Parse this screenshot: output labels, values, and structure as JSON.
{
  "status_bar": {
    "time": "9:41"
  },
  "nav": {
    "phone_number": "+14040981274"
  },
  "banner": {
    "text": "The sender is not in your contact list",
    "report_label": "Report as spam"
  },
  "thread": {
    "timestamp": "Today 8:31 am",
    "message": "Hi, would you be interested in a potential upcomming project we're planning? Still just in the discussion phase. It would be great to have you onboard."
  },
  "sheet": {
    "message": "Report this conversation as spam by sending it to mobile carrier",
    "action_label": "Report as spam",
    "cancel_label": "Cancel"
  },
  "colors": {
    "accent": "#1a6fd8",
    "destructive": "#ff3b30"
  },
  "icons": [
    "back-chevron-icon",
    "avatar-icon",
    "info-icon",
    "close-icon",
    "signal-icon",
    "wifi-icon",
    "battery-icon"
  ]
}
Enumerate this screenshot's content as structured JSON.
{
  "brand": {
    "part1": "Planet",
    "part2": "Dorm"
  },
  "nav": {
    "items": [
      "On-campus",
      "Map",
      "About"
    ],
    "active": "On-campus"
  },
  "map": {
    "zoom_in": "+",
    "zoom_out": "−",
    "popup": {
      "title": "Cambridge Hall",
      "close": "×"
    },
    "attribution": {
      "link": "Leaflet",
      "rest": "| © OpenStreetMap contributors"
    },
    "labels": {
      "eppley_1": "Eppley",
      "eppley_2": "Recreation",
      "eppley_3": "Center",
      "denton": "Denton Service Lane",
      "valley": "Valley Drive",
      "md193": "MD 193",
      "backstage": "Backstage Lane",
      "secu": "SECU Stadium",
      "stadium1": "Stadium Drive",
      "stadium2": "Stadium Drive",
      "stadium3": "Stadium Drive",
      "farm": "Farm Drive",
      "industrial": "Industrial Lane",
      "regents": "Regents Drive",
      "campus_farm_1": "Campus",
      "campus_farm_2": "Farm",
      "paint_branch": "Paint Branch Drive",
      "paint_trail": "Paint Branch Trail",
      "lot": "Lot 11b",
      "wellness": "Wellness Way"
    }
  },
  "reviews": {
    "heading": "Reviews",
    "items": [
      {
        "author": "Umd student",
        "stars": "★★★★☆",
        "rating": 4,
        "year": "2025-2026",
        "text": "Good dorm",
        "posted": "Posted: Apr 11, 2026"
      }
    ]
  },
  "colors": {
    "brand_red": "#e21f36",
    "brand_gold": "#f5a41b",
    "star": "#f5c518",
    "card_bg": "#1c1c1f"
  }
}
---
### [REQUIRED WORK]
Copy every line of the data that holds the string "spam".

### [ANSWER]
    "report_label": "Report as spam"
    "message": "Report this conversation as spam by sending it to mobile carrier",
    "action_label": "Report as spam",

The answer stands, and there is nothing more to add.